▶ EXTRACTED MATERIAL
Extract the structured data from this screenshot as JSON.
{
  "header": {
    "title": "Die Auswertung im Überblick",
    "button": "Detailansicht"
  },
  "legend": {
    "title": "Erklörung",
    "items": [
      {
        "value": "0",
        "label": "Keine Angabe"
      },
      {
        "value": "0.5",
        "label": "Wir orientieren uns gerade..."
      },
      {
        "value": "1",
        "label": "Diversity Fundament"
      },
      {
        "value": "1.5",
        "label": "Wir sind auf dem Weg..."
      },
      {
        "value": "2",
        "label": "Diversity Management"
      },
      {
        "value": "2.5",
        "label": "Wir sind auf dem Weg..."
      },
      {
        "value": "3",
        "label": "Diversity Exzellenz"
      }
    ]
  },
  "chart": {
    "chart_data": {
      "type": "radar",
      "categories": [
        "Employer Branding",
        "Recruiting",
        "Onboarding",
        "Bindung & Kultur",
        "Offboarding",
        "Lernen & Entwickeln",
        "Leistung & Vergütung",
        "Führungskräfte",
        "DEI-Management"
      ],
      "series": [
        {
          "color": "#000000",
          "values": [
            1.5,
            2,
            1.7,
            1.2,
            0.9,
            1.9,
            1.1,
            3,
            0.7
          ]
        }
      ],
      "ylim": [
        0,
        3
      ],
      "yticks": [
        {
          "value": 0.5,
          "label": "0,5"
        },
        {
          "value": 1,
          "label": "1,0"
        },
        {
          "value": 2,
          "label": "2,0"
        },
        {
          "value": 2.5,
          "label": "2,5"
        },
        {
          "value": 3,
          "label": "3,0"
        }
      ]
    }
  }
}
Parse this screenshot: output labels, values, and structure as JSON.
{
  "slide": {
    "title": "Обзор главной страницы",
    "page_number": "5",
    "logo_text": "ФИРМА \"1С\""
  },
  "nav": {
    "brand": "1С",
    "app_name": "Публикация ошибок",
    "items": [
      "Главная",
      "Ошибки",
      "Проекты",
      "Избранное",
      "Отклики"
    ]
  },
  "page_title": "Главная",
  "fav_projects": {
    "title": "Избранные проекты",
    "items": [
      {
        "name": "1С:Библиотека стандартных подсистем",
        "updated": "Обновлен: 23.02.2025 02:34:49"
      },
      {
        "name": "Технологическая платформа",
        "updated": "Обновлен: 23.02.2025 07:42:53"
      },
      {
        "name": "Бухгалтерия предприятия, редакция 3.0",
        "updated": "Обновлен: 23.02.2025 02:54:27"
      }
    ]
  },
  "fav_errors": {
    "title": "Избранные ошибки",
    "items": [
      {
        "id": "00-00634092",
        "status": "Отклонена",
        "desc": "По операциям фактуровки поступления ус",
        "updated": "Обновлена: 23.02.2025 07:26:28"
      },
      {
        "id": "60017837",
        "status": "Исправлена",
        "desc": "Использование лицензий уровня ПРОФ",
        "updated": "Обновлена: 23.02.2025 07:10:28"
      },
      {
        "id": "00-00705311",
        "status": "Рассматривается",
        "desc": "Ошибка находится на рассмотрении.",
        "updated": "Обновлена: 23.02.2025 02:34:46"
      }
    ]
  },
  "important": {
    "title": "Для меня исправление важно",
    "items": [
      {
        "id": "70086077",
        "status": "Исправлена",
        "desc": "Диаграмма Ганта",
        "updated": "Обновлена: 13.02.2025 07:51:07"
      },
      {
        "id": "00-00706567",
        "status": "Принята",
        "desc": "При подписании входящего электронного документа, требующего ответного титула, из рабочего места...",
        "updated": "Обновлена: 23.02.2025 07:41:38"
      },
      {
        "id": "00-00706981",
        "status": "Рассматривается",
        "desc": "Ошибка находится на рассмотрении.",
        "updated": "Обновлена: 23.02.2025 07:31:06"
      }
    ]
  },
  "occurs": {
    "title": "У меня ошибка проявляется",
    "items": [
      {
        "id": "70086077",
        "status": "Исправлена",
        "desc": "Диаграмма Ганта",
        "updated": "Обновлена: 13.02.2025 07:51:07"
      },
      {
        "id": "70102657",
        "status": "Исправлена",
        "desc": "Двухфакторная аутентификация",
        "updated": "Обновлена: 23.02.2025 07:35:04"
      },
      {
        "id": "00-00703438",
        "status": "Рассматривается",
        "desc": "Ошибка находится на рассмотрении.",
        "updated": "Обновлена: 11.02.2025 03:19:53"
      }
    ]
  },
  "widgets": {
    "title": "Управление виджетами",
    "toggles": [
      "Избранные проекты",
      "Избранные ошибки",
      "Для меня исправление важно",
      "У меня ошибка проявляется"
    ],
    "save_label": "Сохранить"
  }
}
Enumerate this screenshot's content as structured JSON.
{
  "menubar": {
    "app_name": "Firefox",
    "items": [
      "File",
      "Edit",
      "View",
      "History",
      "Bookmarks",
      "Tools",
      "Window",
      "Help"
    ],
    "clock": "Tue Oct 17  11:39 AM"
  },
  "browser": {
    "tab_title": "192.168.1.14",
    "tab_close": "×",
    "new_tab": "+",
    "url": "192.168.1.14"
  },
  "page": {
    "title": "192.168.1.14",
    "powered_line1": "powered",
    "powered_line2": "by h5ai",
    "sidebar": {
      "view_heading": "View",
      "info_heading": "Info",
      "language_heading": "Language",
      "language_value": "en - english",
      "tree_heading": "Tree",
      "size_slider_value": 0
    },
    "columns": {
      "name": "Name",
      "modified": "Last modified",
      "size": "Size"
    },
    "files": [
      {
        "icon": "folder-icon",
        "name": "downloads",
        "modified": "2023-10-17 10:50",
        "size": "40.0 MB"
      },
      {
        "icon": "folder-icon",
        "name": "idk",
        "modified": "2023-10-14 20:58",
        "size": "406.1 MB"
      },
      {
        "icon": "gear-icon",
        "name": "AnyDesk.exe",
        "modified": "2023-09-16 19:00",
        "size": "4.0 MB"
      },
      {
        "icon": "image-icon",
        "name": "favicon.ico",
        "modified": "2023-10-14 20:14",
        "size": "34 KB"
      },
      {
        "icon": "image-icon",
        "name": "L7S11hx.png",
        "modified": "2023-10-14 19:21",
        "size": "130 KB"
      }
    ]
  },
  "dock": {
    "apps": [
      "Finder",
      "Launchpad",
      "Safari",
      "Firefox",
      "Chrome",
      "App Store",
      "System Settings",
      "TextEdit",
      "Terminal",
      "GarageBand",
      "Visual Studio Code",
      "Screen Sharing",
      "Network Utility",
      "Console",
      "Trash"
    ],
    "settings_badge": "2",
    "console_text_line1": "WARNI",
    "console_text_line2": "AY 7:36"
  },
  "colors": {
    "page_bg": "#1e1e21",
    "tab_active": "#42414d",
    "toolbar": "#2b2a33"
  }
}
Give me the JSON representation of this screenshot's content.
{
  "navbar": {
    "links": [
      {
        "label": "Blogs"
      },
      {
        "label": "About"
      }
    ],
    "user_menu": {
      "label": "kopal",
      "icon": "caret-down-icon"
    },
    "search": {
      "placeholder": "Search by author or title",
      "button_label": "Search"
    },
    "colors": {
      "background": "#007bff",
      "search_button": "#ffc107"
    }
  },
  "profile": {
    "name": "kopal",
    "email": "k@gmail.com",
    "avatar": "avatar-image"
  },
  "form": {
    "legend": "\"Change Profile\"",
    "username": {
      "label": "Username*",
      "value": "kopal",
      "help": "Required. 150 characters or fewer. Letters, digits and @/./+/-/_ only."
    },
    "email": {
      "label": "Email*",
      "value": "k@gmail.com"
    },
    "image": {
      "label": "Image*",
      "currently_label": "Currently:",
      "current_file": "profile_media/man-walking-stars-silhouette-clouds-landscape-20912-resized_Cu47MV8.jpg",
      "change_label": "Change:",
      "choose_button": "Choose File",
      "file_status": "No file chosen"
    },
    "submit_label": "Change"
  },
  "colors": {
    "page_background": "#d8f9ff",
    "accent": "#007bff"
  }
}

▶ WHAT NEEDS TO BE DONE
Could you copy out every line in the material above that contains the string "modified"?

▶ YOUR RESPONSE
      "modified": "Last modified",
        "modified": "2023-10-17 10:50",
        "modified": "2023-10-14 20:58",
        "modified": "2023-09-16 19:00",
        "modified": "2023-10-14 20:14",
        "modified": "2023-10-14 19:21",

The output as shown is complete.